I think what you really mean, however, is “does a proposition have to be tested by the scientific method in order to be a valid and reliable piece of knowledge?” That’s not a question that itself has an objective or uncontroversial answer. For example, we might say that there could be other methods –substantially different from our current science –that would give reliable answers. Would we consider those methods “scientific” because they were reliable? In that case, all we mean by “scientific” is “reliable”. But we can’t disprove that other such methods might exist –after all, much of what we consider as good science today would have been alien to scientists of the past.
Another counterclaim is that there are other non-methodical sources of truth. A religious person (such as myself) might be comfortable with the claim that religious revelation provides a source of truths that are equally or exceedingly “objective” as the truths verified by science, while a non-religious person would reject that claim.
As far as the second part of your question, what about things such as art and ethics? Are they intrinsically relativist, which is to say, are they irreducibly dependent on subjective and personal beliefs or characteristics that do not generalize?
On the one hand, we should keep in mind the fact that it might be possible that a “science” of art or ethics could be someday created, which is to say, that we could figure out ways to make statements about those fields that are as testable and reliable as those about fields such as physics and chemistry. In my opinion, however, that would first require not just a different understanding of art and ethics, but also a different understanding of science. Previous attempts to make a science out of such things have generally focused on reducing them to purely material terms, and have not resulted in any notable successes.
This brings up a final issue raised by your question. Do we live in a universe where everything is best explained in purely material terms –i.e. as the extended ramifications of the trajectories of protons, electrons, neutrons and other particles, or even in a universe where everything is capable of being explained in such terms? There are quite a large number of people who would endorse not merely the second statement but also to the first (please notice the differences!). But it should be made clear, such a statement is essentially a declaration of faith. It is not an independently provable proposition, and it is capable of being wrong.

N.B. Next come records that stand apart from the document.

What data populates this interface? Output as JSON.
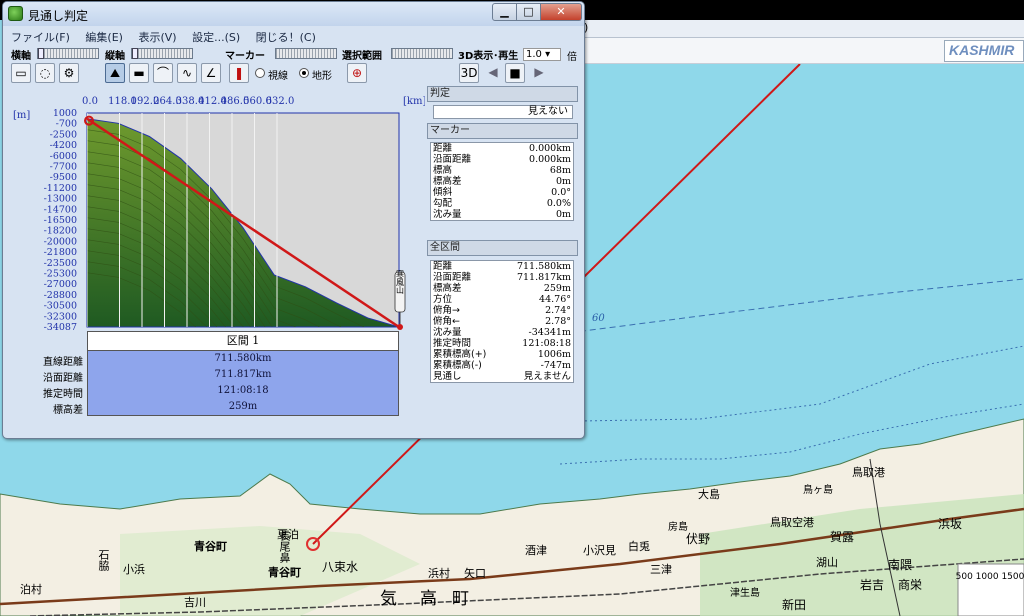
{
  "window": {
    "title": "見通し判定",
    "min_glyph": "▁",
    "max_glyph": "□",
    "close_glyph": "✕"
  },
  "menu": [
    {
      "label": "ファイル(F)"
    },
    {
      "label": "編集(E)"
    },
    {
      "label": "表示(V)"
    },
    {
      "label": "設定...(S)"
    },
    {
      "label": "閉じる！(C)"
    }
  ],
  "toolbar": {
    "horizontal_axis_label": "横軸",
    "vertical_axis_label": "縦軸",
    "marker_label": "マーカー",
    "selection_label": "選択範囲",
    "playback_label": "3D表示･再生",
    "speed_value": "1.0",
    "speed_unit": "倍",
    "radio_sightline": "視線",
    "radio_terrain": "地形",
    "radio_selected": "terrain"
  },
  "chart": {
    "x_unit": "[km]",
    "y_unit": "[m]",
    "x_ticks": [
      "0.0",
      "118.0",
      "192.0",
      "264.0",
      "338.0",
      "412.0",
      "486.0",
      "560.0",
      "632.0"
    ],
    "y_ticks": [
      "1000",
      "-700",
      "-2500",
      "-4200",
      "-6000",
      "-7700",
      "-9500",
      "-11200",
      "-13000",
      "-14700",
      "-16500",
      "-18200",
      "-20000",
      "-21800",
      "-23500",
      "-25300",
      "-27000",
      "-28800",
      "-30500",
      "-32300",
      "-34087"
    ],
    "end_marker_text": "寒風山",
    "colors": {
      "terrain_top": "#6f9a2e",
      "terrain_bottom": "#1f5a22",
      "line": "#d01818",
      "grid": "#2233aa"
    }
  },
  "chart_data": {
    "type": "area",
    "title": "",
    "xlabel": "[km]",
    "ylabel": "[m]",
    "xlim": [
      0,
      711.58
    ],
    "ylim": [
      -34087,
      1000
    ],
    "x": [
      0,
      71.2,
      142.3,
      213.5,
      284.6,
      355.8,
      426.9,
      498.1,
      569.3,
      640.4,
      711.58
    ],
    "series": [
      {
        "name": "",
        "values": [
          68,
          -690,
          -2850,
          -6450,
          -11450,
          -17800,
          -25550,
          -27500,
          -30150,
          -32600,
          -34087
        ]
      },
      {
        "name": "",
        "values": [
          68,
          -3300,
          -6700,
          -10100,
          -13500,
          -16950,
          -20350,
          -23800,
          -27200,
          -30650,
          -34087
        ]
      }
    ]
  },
  "section": {
    "header": "区間 1",
    "rows": [
      {
        "label": "直線距離",
        "value": "711.580km"
      },
      {
        "label": "沿面距離",
        "value": "711.817km"
      },
      {
        "label": "推定時間",
        "value": "121:08:18"
      },
      {
        "label": "標高差",
        "value": "259m"
      }
    ]
  },
  "info": {
    "judge_header": "判定",
    "judge_value": "見えない",
    "marker_header": "マーカー",
    "marker_rows": [
      {
        "label": "距離",
        "value": "0.000km"
      },
      {
        "label": "沿面距離",
        "value": "0.000km"
      },
      {
        "label": "標高",
        "value": "68m"
      },
      {
        "label": "標高差",
        "value": "0m"
      },
      {
        "label": "傾斜",
        "value": "0.0°"
      },
      {
        "label": "勾配",
        "value": "0.0%"
      },
      {
        "label": "沈み量",
        "value": "0m"
      }
    ],
    "total_header": "全区間",
    "total_rows": [
      {
        "label": "距離",
        "value": "711.580km"
      },
      {
        "label": "沿面距離",
        "value": "711.817km"
      },
      {
        "label": "標高差",
        "value": "259m"
      },
      {
        "label": "方位",
        "value": "44.76°"
      },
      {
        "label": "俯角→",
        "value": "2.74°"
      },
      {
        "label": "俯角←",
        "value": "2.78°"
      },
      {
        "label": "沈み量",
        "value": "-34341m"
      },
      {
        "label": "推定時間",
        "value": "121:08:18"
      },
      {
        "label": "累積標高(+)",
        "value": "1006m"
      },
      {
        "label": "累積標高(-)",
        "value": "-747m"
      },
      {
        "label": "見通し",
        "value": "見えません"
      }
    ]
  },
  "map": {
    "menubar_fragment": ")",
    "title_box": "KASHMIR",
    "depth_label": "60",
    "labels": [
      {
        "text": "青谷町",
        "size": 15
      },
      {
        "text": "青谷町",
        "size": 15
      },
      {
        "text": "泊村",
        "size": 15
      },
      {
        "text": "気",
        "size": 17
      },
      {
        "text": "高",
        "size": 17
      },
      {
        "text": "町",
        "size": 17
      },
      {
        "text": "鳥取港",
        "size": 11
      },
      {
        "text": "鳥取空港",
        "size": 11
      },
      {
        "text": "賀露",
        "size": 12
      },
      {
        "text": "浜坂",
        "size": 12
      },
      {
        "text": "南隈",
        "size": 12
      },
      {
        "text": "岩吉",
        "size": 12
      },
      {
        "text": "商栄",
        "size": 12
      },
      {
        "text": "大島",
        "size": 11
      },
      {
        "text": "鳥ヶ島",
        "size": 10
      },
      {
        "text": "長尾鼻",
        "size": 11
      },
      {
        "text": "夏泊",
        "size": 11
      },
      {
        "text": "八束水",
        "size": 12
      },
      {
        "text": "浜村",
        "size": 11
      },
      {
        "text": "矢口",
        "size": 11
      },
      {
        "text": "酒津",
        "size": 11
      },
      {
        "text": "小沢見",
        "size": 11
      },
      {
        "text": "白兎",
        "size": 11
      },
      {
        "text": "伏野",
        "size": 12
      },
      {
        "text": "新田",
        "size": 12
      },
      {
        "text": "吉川",
        "size": 11
      },
      {
        "text": "小浜",
        "size": 11
      },
      {
        "text": "石脇",
        "size": 11
      },
      {
        "text": "三津",
        "size": 11
      },
      {
        "text": "湖山",
        "size": 11
      },
      {
        "text": "津生島",
        "size": 10
      },
      {
        "text": "房島",
        "size": 10
      }
    ]
  }
}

Let me thus rephrase your questions: “Given the current state of human knowledge, is the scientific method the only widely accepted, internally consistent, controllable and reliable way of constructing new knowledge; and do fields such as art and ethics currently fall outside the realm of what science has thus far proven itself to be capable of considering successfully?” The answer to that question is a highly qualified “yes”.